To help prevent tooth decay and gum disease, it is also important to remove plaque and food particles from between the teeth and under the gumline on a daily basis. By taking a few minutes to gently floss the teeth once a day, children and adults can reduce their risk of dental disease.
At a routine checkup visit, the dentist or dental hygienist will demonstrate the proper technique for flossing between the teeth. There are a number of varieties of dental floss and all can effectively remove plaque and food from between the teeth. According to a study published in the Journal of Periodontology, the type of dental floss selected is often a matter of personal choice. However, in certain circumstances one kind of dental floss may be preferable over another. In cases where the teeth are crowded, a waxed dental floss may work best. However, if there are spaces between the teeth, dental tape or super floss may be more comfortable and effective. Some people prefer disposable flossers with a plastic handle and a section of attached dental floss, while others use floss threaders or electric flossers to clean between the teeth.
The Proper Technique For Flossing Your Teeth
Whatever type dental floss is selected, proper technique is important to effectively remove plaque and food particles without injuring the delicate tissues around the teeth.
For floss that is taken off a roll or from a dispenser, a good length to use is about 18 inches.
- Wind the floss around the index fingers of each hand until a few inches of floss remains between them.
- Holding the floss between the index finger and thumb, glide it gently between the teeth and down to the gumline. Hugging the side of one tooth in a “C” shape, slowly move the floss up and down along the base of the tooth to remove any trapped plaque and food particles.
- Do the same to the adjacent side of the next tooth and continue around the mouth until all of the teeth as well as the space behind the last tooth are all flossed.

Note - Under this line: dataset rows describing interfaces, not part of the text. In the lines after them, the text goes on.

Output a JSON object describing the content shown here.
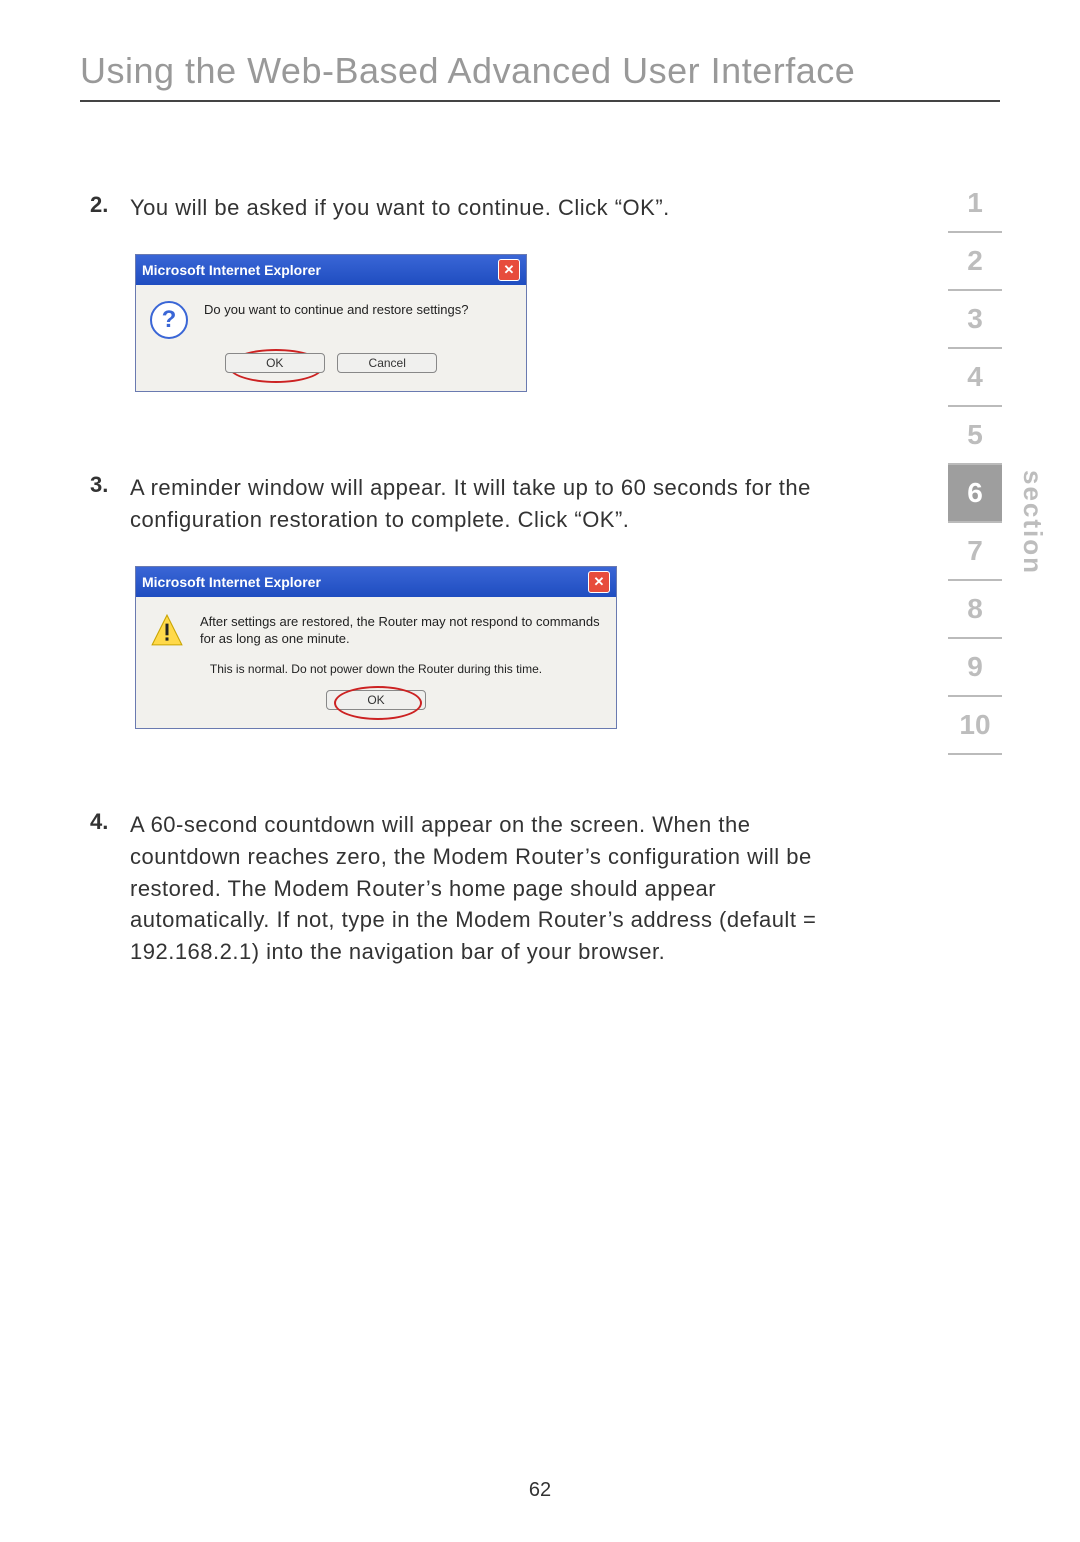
{
  "page": {
    "title": "Using the Web-Based Advanced User Interface",
    "number": "62"
  },
  "sectionNav": {
    "label": "section",
    "items": [
      "1",
      "2",
      "3",
      "4",
      "5",
      "6",
      "7",
      "8",
      "9",
      "10"
    ],
    "activeIndex": 5
  },
  "steps": {
    "s2": {
      "num": "2.",
      "text": "You will be asked if you want to continue. Click “OK”."
    },
    "s3": {
      "num": "3.",
      "text": "A reminder window will appear. It will take up to 60 seconds for the configuration restoration to complete. Click “OK”."
    },
    "s4": {
      "num": "4.",
      "text": "A 60-second countdown will appear on the screen. When the countdown reaches zero, the Modem Router’s configuration will be restored. The Modem Router’s home page should appear automatically. If not, type in the Modem Router’s address (default = 192.168.2.1) into the navigation bar of your browser."
    }
  },
  "dialog1": {
    "title": "Microsoft Internet Explorer",
    "message": "Do you want to continue and restore settings?",
    "ok": "OK",
    "cancel": "Cancel",
    "close": "✕"
  },
  "dialog2": {
    "title": "Microsoft Internet Explorer",
    "message1": "After settings are restored, the Router may not respond to commands for as long as one minute.",
    "message2": "This is normal. Do not power down the Router during this time.",
    "ok": "OK",
    "close": "✕"
  }
}
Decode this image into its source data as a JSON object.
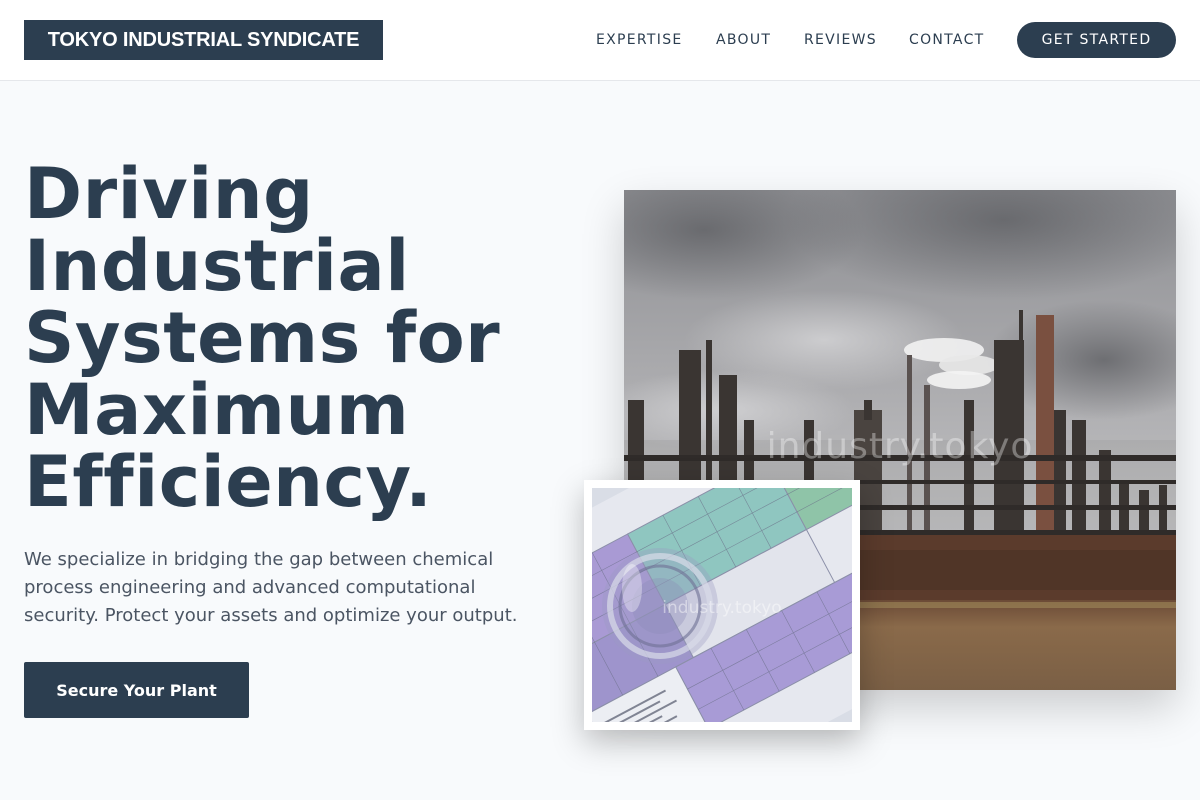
{
  "header": {
    "logo": "TOKYO INDUSTRIAL SYNDICATE",
    "nav": [
      "EXPERTISE",
      "ABOUT",
      "REVIEWS",
      "CONTACT"
    ],
    "cta": "GET STARTED"
  },
  "hero": {
    "title_lines": [
      "Driving",
      "Industrial",
      "Systems for",
      "Maximum",
      "Efficiency."
    ],
    "description": "We specialize in bridging the gap between chemical process engineering and advanced computational security. Protect your assets and optimize your output.",
    "button": "Secure Your Plant"
  },
  "images": {
    "main_watermark": "industry.tokyo",
    "inset_watermark": "industry.tokyo"
  },
  "colors": {
    "primary": "#2c3e50",
    "background": "#f8fafc"
  }
}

- Release clean floss from one hand, while winding the used floss around the index finger of the other hand.